Know that there may be a language barrier. These days, there’s usually at least one person at the agriturismo who speaks a bit of English (often, one spouse speaks great English and the other speaks almost no English!), but in more remote places, you may struggle.

One challenge for me was Agriturismo Sardo in Santa Teresa Gallura, Sardinia. At first I emailed them, but they stopped answering emails, so I tried calling, nobody spoke English, my broken Italian was awful, and I had to enlist an Italian-speaking friend to call them for me! (The food was SO worth it, though.)

Be ready for hiccups. When we arrived at one agriturismo, nobody was there to greet us! We ended up hanging out for an hour on the outdoor patio and patting their dogs and cats until someone came home to let us in. At another agriturismo, we had a plumbing issue, which isn’t uncommon in the Italian countryside.

Just be ready to go with the flow.

If you have dietary restrictions, let the agriturismo know in advance. I recommend telling them right when you book and reminding them again shortly before you arrive. Italians are happy to accommodate people with food allergies.

If your dietary restrictions are particularly challenging, you might want to email them in advance to discuss if they can work with your needs.

If you’re a vegetarian or vegan, you’ll have an easier time in Puglia or Sicily, two regions that have extensive plant-based options (though admittedly it’s much easier to find vegetarian dishes than vegan dishes).

And know that Italians know how to deal with gluten-free dining. All children in Italy are tested for celiac disease, so Italians are very familiar with what it entails. One agriturismo in Umbria served my celiac friend Jodi a bowl of sliced cherry tomatoes topped in the pasta sauce!

Consider your luggage allowance and souvenirs. Agriturismi often sell their own local products: digestivi, olive oil, sauces, wines, and other liquids. If you want to bring them home, you’ll need to pay for checked luggage for the flight home.

A pink building in Italy with a lantern, a big wooden door, surrounded by overgrown plants.
A building at Agriturismo La Rocca delle Rose in Zafferana Etnea, Sicily.

Agriturismi I Recommend

I’ve listed several agriturismi I’ve stayed at in this post, and I’d be happy to stay at any of them again.

But here are some that I think are extra special:

Agriturismo Sardo in Santa Teresa Gallura, Sardinia — You’ll have to call or email them directly, and there’s a language barrier, but they will serve you the biggest, most insane multi-course Sardinian feast you’ve ever had. I’m talking THREE primi dishes and a roasted pig.

Agriturismo La Rocca delle Rose in Zafferana Etnea, Sicily — A wonderful family-run agriturismo in the shade of Mount Etna — a perfect location for exploring Eastern Sicily.
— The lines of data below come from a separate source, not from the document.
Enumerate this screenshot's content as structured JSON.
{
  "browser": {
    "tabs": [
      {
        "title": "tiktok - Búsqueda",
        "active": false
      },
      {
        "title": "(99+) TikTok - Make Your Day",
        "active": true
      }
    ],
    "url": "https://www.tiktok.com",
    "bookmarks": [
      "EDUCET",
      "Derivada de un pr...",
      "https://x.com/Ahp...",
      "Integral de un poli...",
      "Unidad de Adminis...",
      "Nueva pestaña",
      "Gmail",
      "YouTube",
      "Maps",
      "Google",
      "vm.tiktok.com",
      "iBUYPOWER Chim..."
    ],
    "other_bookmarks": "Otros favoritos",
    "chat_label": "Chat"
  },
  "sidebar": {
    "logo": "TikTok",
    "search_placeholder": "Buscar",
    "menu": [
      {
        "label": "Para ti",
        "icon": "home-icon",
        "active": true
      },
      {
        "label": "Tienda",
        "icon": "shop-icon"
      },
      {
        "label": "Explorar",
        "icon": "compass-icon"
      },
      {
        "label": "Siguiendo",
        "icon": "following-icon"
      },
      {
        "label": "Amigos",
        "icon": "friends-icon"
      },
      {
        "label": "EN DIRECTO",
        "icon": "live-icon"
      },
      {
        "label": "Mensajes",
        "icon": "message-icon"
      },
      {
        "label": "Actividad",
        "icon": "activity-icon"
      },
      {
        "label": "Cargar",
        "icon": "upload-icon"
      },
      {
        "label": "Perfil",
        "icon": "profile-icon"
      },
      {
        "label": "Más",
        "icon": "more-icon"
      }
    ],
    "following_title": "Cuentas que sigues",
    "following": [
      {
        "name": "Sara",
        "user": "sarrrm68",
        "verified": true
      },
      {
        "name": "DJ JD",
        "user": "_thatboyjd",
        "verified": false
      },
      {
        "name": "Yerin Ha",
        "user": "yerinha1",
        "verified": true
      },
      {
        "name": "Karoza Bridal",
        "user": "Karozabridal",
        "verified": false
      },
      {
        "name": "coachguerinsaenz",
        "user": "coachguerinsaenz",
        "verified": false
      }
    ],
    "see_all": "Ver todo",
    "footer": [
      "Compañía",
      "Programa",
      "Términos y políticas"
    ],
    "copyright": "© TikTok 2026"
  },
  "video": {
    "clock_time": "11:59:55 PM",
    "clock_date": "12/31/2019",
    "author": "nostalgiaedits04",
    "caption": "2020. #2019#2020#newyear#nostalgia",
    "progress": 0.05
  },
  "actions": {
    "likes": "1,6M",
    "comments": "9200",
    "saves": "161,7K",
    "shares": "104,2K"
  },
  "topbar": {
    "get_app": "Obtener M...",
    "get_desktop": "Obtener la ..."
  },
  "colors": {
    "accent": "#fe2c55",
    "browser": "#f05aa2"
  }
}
Beautiful grounds, a nice pool, delicious meals, and a welcoming family who will help you feel at home.

Poggio delle Rose in Chianciano Terme, Tuscany — Wonderful staff, fantastic food, a view you’ll never forget, and an excellent location for visiting Southern Tuscany and even a bit of Umbria if you’d like, though not in a tourism-overwhelmed town.

Agriturismo Il Cucchiaio di Legno in Orta San Giulio, Piemonte — I’m including this because this is one of my favorite restaurants IN THE WORLD. However, their accommodation leaves a bit to be desired and is right next to the train tracks (super-loud). Definitely make a dinner reservation ahead of time, get the well-priced tasting menu, and sample the Barolo.

That said, keep in mind that you need to find the agriturismo that works best for YOU. Your personality, your travel needs, the foods you’re looking forward to eating.

The good news is that there are so many agriturismi all over Italy, you won’t have trouble finding the perfect one for you.

Planning a Trip to Italy:

Cool Places in Northern Italy:

Cool Places in Southern Italy:

Have you been to an agriturismo? What tips do you have?